For more than a decade, TCNJ’s Mentored Undergraduate Summer Experience (MUSE) has given students an invaluable opportunity to conduct research alongside members of the faculty. Despite the challenges presented by the pandemic and limited on-campus engagement this year, the program was a success with 70 students collaborating with 40 faculty members on 46 projects. The college held a virtual showcase on September 15 to celebrate their work.
During the celebration, students shared a variety of posters, audio recordings, and YouTube videos about topics ranging from redesigning coding education to the effects after school programs have on academic and social-emotional health. Highlights of the projects and presentations are archived on the MUSE 2020 website.
Curt Elderkin, director of faculty-student scholarly and creative collaborative activity, was pleased with how faculty and students were able to overcome obstacles and have a productive summer.
“The consensus among the faculty mentors was that the summer was strong,” he says. “The students were given the tools they needed to conduct their research, had regular assignments to satisfy, and learned more about their work through investigation or reading. The students also worked in conjunction with their mentors through Zoom, though nothing beats the traditional face-to-face model.”
This summer was senior Eliana Gargiulo’s first experience with MUSE. Working alongside Thendral Prabu ’22 and Assistant Professor Josh Fishburn, the trio took advantage of the quiet time away from campus to focus on their research.
“Overall, I was really happy with the experience,” says Gargiulo, an interactive multimedia major. “I never had an opportunity to do something like this before, and working with Thendral and Professor Fishburn was a pleasure. Professor Fishburn did a lot to keep the experience as fulfilling and focused as possible. Ultimately, we managed to finish writing a chapter of a creative coding textbook thanks to our research and I’m very proud of the result.”
The presentations, historically done in person, remained a point of pride for all involved in the summer program, even with the virtual format, Elderkin says.

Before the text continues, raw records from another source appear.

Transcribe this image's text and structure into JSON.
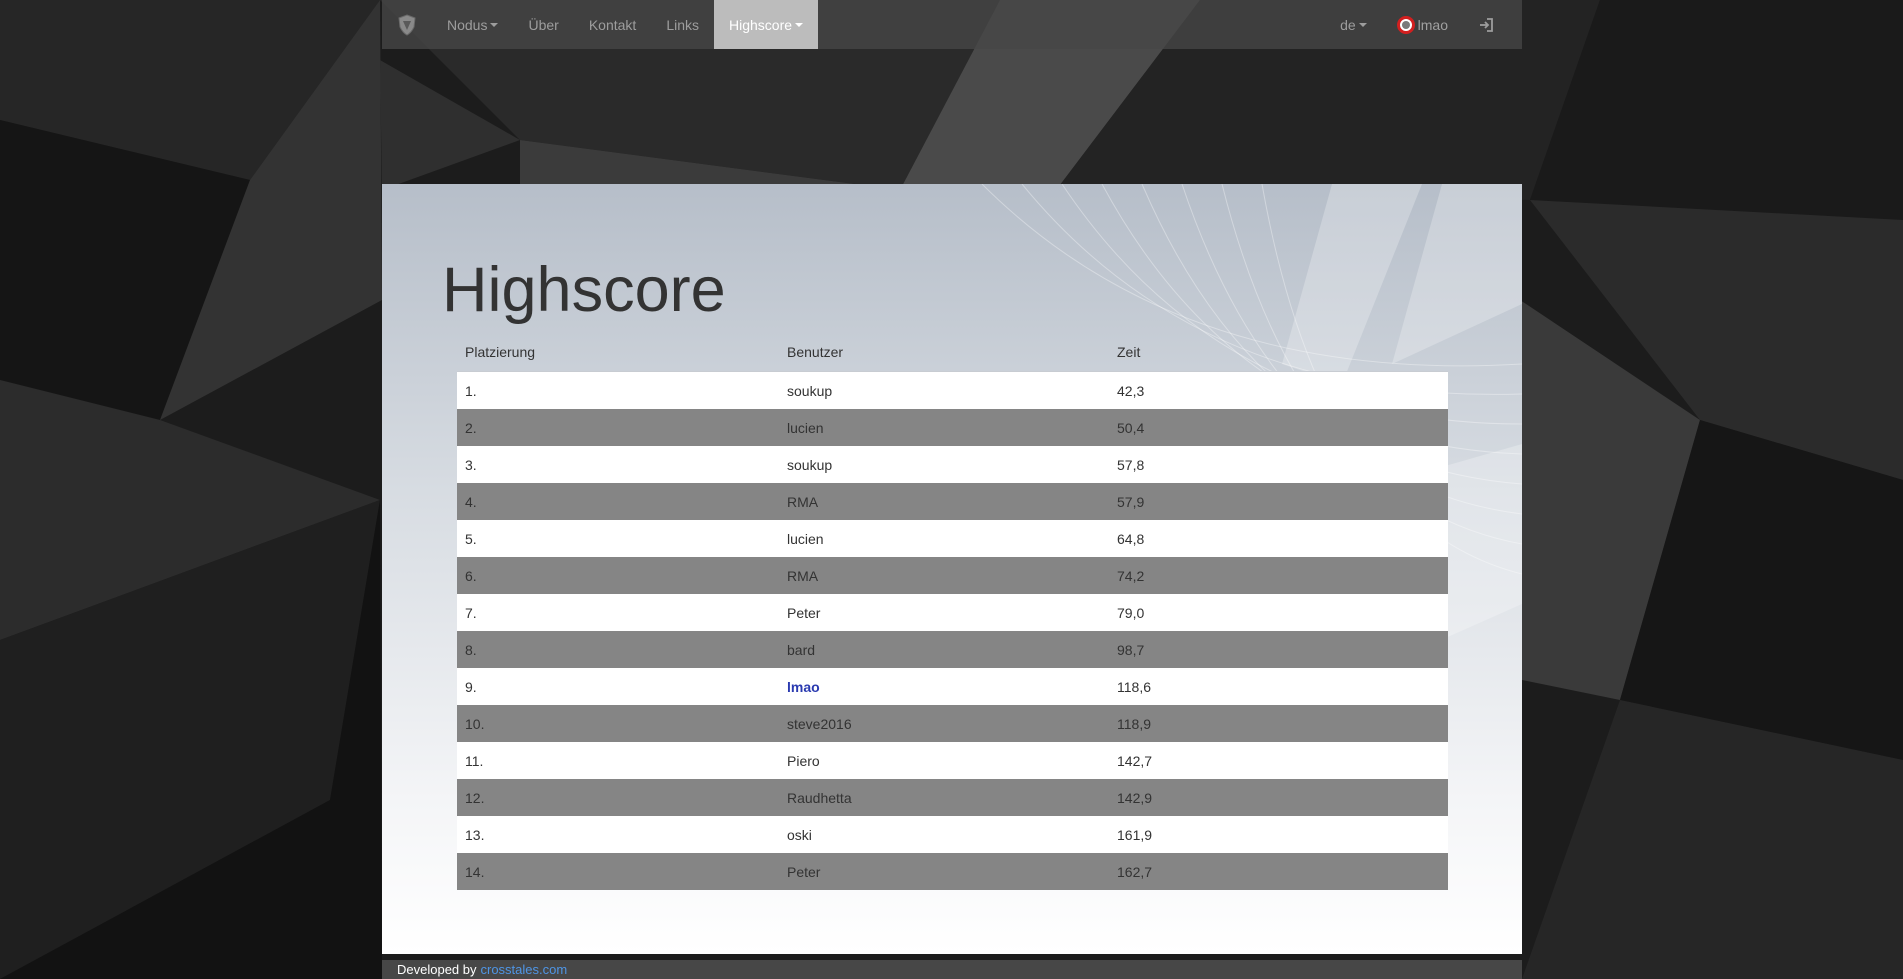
{
  "navbar": {
    "logo_icon": "shield-logo-icon",
    "items": [
      {
        "label": "Nodus",
        "dropdown": true
      },
      {
        "label": "Über",
        "dropdown": false
      },
      {
        "label": "Kontakt",
        "dropdown": false
      },
      {
        "label": "Links",
        "dropdown": false
      },
      {
        "label": "Highscore",
        "dropdown": true,
        "active": true
      }
    ],
    "language": "de",
    "user": "lmao",
    "signin_icon": "sign-in-icon"
  },
  "main": {
    "title": "Highscore",
    "columns": [
      "Platzierung",
      "Benutzer",
      "Zeit"
    ],
    "rows": [
      {
        "rank": "1.",
        "user": "soukup",
        "time": "42,3"
      },
      {
        "rank": "2.",
        "user": "lucien",
        "time": "50,4"
      },
      {
        "rank": "3.",
        "user": "soukup",
        "time": "57,8"
      },
      {
        "rank": "4.",
        "user": "RMA",
        "time": "57,9"
      },
      {
        "rank": "5.",
        "user": "lucien",
        "time": "64,8"
      },
      {
        "rank": "6.",
        "user": "RMA",
        "time": "74,2"
      },
      {
        "rank": "7.",
        "user": "Peter",
        "time": "79,0"
      },
      {
        "rank": "8.",
        "user": "bard",
        "time": "98,7"
      },
      {
        "rank": "9.",
        "user": "lmao",
        "time": "118,6",
        "highlight": true
      },
      {
        "rank": "10.",
        "user": "steve2016",
        "time": "118,9"
      },
      {
        "rank": "11.",
        "user": "Piero",
        "time": "142,7"
      },
      {
        "rank": "12.",
        "user": "Raudhetta",
        "time": "142,9"
      },
      {
        "rank": "13.",
        "user": "oski",
        "time": "161,9"
      },
      {
        "rank": "14.",
        "user": "Peter",
        "time": "162,7"
      }
    ]
  },
  "footer": {
    "text": "Developed by",
    "link": "crosstales.com"
  },
  "colors": {
    "highlight_user": "#2a3ab0",
    "row_alt": "#858585",
    "nav_active": "#bcbcbc",
    "footer_link": "#4f95e5"
  }
}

“Even with the program being reshuffled because of the coronavirus, our students and their mentors were able to produce insightful work that is a testament to their education at TCNJ. When the students present their projects to their peers, faculty, and staff, it is a proud day,” he says.
— David Pavlak